Tone in a novel generally means the feel of the book, or in other words, the kind of emotions it produces with its language. And since Cry, the Beloved Country uses its deeply sad subject matter to create a political point, we can see why there would be a lot of raw emotion in this book. How does Alan Paton make the language of this book so sorrowful? Let's look at a passage from the last chapter, when Kumalo is meditating on top of a mountain while waiting for his son's execution.
Why was it given to one man to have his pain transmuted into gladness? Why was it given to one man to have such an awareness of God? And why might not another, having no such awareness, live with pain that never ended? […] But his mind would contain it no longer. It was not for man's knowing. He put it from his mind, for it was a secret. (3.36.43-44)
Here, Kumalo is wrestling with some big questions. In fact, these are the biggest questions: why is it that some people have a happy ending while others don't? Why is it that some people maintain faith in God, while others do not find their answers in religion? Instead of answering these giant questions with some easy reply, the novel tells us that this kind of stuff is "not for man's knowing" (3.36.44). The religious nature of these questions gives the book a mystical tone, meaning that the book deals with ambiguous, often deeply spiritual material.
So this passage tells us that there are things that we not only do not know, but that we also cannot know, because they are beyond human understanding. By leaving the reader in a state of uncertainty about why all of these terrible things have happened to the Kumalo family and whether the future will be any better, Cry, the Beloved Country inspires a sense of anxiety and concern for its central characters and their social situations.
We want to try to change things—to help as best we can. That's why we say that the tone of the book is compassionate. It produces a sense of sympathy in the reader because we know that the main characters are suffering so much confusion and doubt.
But there's is also a sense of tragedy throughout this passage. Even though Kumalo spends much of the final chapter giving thanks for all of the good things in his life, he knows that many people do not have their "pain transmuted into gladness." In other words, while Kumalo feels that he has been saved, many others remain in pain.

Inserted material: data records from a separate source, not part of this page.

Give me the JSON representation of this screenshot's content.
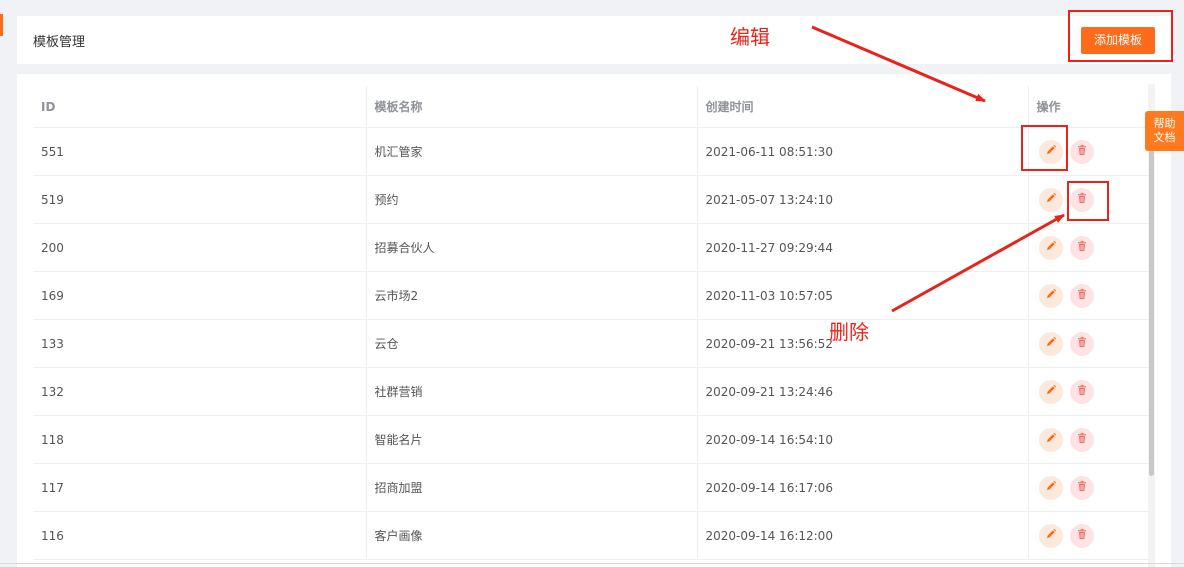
{
  "header": {
    "title": "模板管理",
    "add_label": "添加模板"
  },
  "table": {
    "columns": {
      "id": "ID",
      "name": "模板名称",
      "created": "创建时间",
      "ops": "操作"
    },
    "rows": [
      {
        "id": "551",
        "name": "机汇管家",
        "created": "2021-06-11 08:51:30"
      },
      {
        "id": "519",
        "name": "预约",
        "created": "2021-05-07 13:24:10"
      },
      {
        "id": "200",
        "name": "招募合伙人",
        "created": "2020-11-27 09:29:44"
      },
      {
        "id": "169",
        "name": "云市场2",
        "created": "2020-11-03 10:57:05"
      },
      {
        "id": "133",
        "name": "云仓",
        "created": "2020-09-21 13:56:52"
      },
      {
        "id": "132",
        "name": "社群营销",
        "created": "2020-09-21 13:24:46"
      },
      {
        "id": "118",
        "name": "智能名片",
        "created": "2020-09-14 16:54:10"
      },
      {
        "id": "117",
        "name": "招商加盟",
        "created": "2020-09-14 16:17:06"
      },
      {
        "id": "116",
        "name": "客户画像",
        "created": "2020-09-14 16:12:00"
      }
    ]
  },
  "help": {
    "line1": "帮助",
    "line2": "文档"
  },
  "annotations": {
    "edit_label": "编辑",
    "delete_label": "删除"
  },
  "icons": {
    "edit": "pencil-icon",
    "delete": "trash-icon"
  },
  "colors": {
    "accent": "#ff6b1a",
    "annotation": "#e8231a",
    "delete_icon": "#f07070"
  }
}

And not only are other people outside of the novel continuing to suffer, but Kumalo himself is about to lose his only child. Absalom is about to be executed for Pete's sake. We admire Kumalo's resolution to be grateful and to avoid despair at the end of Cry, the Beloved Country. But it almost makes it sadder for us that Alan Paton doesn't linger on some melodramatic scene of Kumalo's tears and misery. Kumalo's patience and dignity in the face of his great suffering give the book a deeply tragic tone.